If you want to work for the government in an HR capacity go to USAJobs.gov and start applying. That is where 99% of all federal positions are listed. Lastly, apply for EVERY job you want, even if you think you’re under-qualified. The wost thing the company could do is tell you “No.” which is not that bad in my opinion. If you are applying to positions you truly want,Β  it only takes one offer to change your life.

That’s my $0.02 for Gertrude (by the way that is a fake name I made up for her). Now it’s your turn to throw down some comment love and help a girl out. What do you do if you don’t know what you want to be when you grow up, but you’re already an adult?

*feel free to shoot me an email if you got a question*

Being dumb is a good thing

Screen shot 2009-11-12 at Nov 12, 2009, 11.39.53 PMI never really thought about it before, but being dumb is kinda awesome.
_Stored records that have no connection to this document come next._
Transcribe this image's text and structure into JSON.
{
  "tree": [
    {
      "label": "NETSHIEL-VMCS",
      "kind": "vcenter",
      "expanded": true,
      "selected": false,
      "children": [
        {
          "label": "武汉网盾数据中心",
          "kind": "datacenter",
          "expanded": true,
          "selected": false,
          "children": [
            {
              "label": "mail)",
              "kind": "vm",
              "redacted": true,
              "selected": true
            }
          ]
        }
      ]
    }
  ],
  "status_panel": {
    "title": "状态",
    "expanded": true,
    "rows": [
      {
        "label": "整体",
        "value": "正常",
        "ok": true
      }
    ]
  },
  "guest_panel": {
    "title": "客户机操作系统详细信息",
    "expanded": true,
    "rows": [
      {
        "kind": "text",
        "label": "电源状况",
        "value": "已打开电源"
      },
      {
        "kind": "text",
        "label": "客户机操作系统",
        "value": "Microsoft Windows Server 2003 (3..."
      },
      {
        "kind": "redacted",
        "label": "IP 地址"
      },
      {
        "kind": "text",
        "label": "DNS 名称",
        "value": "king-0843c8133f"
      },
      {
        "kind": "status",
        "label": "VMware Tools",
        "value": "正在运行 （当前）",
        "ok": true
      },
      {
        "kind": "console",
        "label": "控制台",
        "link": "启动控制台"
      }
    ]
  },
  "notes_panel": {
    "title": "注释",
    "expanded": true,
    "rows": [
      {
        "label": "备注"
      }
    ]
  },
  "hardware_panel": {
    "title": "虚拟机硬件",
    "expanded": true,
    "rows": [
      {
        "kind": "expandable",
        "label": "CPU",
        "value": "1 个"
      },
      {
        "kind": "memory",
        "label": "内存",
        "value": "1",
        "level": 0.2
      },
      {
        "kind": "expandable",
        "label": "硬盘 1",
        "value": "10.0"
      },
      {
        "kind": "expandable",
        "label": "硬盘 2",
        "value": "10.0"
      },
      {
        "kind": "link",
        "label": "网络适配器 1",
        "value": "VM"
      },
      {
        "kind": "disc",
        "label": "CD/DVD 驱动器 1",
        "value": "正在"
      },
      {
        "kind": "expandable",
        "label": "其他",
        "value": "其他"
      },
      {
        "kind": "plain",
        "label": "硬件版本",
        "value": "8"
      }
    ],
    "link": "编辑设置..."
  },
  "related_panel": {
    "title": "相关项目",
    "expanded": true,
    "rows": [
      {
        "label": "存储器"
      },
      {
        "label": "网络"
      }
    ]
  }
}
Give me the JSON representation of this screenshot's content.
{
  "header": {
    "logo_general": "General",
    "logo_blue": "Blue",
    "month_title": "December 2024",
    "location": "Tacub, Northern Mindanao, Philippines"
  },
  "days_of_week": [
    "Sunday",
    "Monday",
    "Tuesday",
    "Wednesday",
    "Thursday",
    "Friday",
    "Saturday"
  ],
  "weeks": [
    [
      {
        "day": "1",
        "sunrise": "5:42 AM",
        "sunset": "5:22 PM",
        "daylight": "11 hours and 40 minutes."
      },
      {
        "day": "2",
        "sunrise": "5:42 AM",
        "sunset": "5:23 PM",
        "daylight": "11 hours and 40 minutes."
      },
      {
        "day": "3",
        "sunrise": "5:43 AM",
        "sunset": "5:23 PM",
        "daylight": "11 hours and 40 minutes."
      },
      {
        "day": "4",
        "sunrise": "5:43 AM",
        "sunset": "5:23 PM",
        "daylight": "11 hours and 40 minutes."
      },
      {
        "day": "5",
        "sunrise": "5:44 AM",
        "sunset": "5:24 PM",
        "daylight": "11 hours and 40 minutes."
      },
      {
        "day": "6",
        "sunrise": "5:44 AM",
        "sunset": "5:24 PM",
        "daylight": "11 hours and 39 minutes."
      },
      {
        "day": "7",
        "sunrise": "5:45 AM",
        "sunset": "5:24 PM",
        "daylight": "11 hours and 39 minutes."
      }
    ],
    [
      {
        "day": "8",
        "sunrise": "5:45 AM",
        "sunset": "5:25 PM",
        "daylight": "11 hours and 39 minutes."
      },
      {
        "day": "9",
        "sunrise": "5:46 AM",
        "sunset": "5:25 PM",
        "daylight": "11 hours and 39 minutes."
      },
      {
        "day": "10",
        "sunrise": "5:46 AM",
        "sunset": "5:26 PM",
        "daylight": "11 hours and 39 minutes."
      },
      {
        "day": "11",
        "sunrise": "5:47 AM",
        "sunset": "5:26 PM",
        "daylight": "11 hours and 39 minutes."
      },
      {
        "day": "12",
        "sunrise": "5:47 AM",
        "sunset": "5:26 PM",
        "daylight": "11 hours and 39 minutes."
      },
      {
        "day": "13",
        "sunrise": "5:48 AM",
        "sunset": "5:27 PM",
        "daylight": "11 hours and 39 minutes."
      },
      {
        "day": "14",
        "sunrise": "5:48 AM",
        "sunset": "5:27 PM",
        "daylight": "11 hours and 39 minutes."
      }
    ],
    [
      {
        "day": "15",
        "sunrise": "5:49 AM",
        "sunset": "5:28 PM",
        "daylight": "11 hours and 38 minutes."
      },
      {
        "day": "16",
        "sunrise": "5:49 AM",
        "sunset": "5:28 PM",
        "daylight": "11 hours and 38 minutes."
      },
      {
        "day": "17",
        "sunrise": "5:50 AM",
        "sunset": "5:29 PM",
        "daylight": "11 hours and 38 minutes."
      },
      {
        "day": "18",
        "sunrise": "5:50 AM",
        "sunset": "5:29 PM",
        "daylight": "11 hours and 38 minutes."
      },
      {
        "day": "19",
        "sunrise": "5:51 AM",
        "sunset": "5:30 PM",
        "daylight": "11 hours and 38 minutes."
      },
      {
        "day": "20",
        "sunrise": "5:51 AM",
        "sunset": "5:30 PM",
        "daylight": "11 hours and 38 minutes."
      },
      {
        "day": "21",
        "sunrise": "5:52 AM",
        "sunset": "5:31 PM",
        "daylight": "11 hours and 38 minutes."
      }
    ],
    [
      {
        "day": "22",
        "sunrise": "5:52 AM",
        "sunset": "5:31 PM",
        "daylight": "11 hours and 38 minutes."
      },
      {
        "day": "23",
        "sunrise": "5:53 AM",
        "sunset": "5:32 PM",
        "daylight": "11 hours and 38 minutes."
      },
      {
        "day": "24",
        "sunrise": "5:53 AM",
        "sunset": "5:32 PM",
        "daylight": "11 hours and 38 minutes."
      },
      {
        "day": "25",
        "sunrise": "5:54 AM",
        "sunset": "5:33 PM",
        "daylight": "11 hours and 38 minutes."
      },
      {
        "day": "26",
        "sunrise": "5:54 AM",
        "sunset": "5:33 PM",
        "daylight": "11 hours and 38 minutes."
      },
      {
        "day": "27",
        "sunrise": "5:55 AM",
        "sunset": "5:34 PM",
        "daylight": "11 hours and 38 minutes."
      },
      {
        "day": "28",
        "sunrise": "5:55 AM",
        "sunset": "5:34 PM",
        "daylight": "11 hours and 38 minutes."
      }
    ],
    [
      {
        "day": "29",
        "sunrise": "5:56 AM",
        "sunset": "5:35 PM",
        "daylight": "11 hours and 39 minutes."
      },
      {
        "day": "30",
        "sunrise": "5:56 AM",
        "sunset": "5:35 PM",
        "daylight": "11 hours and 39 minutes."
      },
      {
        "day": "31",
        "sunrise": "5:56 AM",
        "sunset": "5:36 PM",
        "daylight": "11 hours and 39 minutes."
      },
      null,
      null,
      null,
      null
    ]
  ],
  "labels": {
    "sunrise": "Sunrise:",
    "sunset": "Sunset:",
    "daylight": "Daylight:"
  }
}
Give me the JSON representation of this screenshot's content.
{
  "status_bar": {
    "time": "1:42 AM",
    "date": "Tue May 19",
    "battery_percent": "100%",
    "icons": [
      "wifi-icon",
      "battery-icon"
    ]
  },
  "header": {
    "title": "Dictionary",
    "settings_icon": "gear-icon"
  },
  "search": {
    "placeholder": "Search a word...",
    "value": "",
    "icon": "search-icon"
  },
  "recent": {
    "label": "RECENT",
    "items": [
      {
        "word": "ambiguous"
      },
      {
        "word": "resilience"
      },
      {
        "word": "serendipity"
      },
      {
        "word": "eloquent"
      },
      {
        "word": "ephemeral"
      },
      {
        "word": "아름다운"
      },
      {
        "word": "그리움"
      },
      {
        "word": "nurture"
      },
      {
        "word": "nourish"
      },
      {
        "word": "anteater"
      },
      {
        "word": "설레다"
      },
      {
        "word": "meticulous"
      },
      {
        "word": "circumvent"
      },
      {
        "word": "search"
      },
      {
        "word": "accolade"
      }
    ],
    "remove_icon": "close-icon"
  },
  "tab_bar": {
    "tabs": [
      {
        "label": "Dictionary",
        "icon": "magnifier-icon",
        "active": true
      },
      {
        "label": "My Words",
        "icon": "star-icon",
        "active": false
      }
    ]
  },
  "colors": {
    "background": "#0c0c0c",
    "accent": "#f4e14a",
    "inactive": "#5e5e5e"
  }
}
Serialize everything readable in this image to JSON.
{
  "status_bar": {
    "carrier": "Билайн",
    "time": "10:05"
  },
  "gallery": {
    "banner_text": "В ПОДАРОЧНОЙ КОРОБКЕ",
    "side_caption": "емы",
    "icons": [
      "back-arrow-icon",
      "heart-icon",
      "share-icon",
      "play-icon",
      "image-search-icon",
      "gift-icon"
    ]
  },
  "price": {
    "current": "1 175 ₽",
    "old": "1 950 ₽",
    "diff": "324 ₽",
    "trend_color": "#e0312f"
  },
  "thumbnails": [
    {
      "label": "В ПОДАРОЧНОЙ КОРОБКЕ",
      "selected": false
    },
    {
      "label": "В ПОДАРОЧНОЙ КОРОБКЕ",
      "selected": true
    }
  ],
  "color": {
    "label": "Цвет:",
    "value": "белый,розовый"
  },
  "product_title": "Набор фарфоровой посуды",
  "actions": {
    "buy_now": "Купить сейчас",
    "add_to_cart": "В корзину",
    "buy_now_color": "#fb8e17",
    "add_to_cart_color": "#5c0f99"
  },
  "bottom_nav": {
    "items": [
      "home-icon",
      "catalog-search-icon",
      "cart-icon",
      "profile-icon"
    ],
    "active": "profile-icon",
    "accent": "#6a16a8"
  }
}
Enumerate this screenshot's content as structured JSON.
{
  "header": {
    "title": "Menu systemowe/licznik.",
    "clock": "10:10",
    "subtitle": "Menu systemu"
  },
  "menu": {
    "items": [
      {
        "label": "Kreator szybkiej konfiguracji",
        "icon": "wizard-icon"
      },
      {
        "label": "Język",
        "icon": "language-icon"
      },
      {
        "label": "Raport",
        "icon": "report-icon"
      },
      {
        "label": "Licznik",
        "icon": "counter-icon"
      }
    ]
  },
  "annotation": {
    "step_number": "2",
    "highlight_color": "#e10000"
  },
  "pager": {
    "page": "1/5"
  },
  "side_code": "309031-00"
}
I had a conversation with my financial analyst buddy about short term municipal bond funds. Twenty four hours ago I couldn’t have spelled municipal, but now I know a good chunk about them. I’m a tiny bit “less dumb” now because of the conversation I had with my friend.

I won’t bore you with the specifics of what we talked about, but we essentially concluded, investing in short term municipal bond funds is a worthy contender to replace our pathetic online savings accounts. Their average interest rate is near quadruple today’s money market accounts, they grow tax free, and you can sell your bond at any time hassle free (unlike a CD).

Are you bored yet? Enough about bond funds, on to the purpose of this post. Being dumb has its benefits…namely an opportunity to learn. If I didn’t have a financial analyst friend, I wouldn’t be where I was today with my personal finances. He knows more about money than me, so when I have a question I run things by him.

I’m obsessed with surrounding myself with people that know more than I do. Books are great, but personal interaction is even better. When I graduated college I had to learn how to be an adult. I didn’t really know what the “real world” was going to be like, so I decided I should sign up for life coaching. It was freakin’ awesome. For one year, I was mentored by a CEO baller in various aspects of my life (family, health, finances, faith, priorities). I was coached by a guy who went from college student to successful entrepreneur/father. He acheived what I desire, so why wouldn’t I want an opportunity to learn from him?

Take a minute and think about the company you surround yourself with. If you are the smartest person in your circle of friends, you got a problem. You should be interacting with people more knowledgeable than you on a daily basis. Make “being the dumb one” a positive thing. Grow from it, so that one day, you can educate the dumb.

Really all I’m saying is: Stimulating conversation is awesome! I think it would be really fun to hear what each one of your most recent stimulating conversations was about. Was it about relationships? Money? Biology? Mine was about short term municipal bond funds….hopefully yours was more exciting πŸ™‚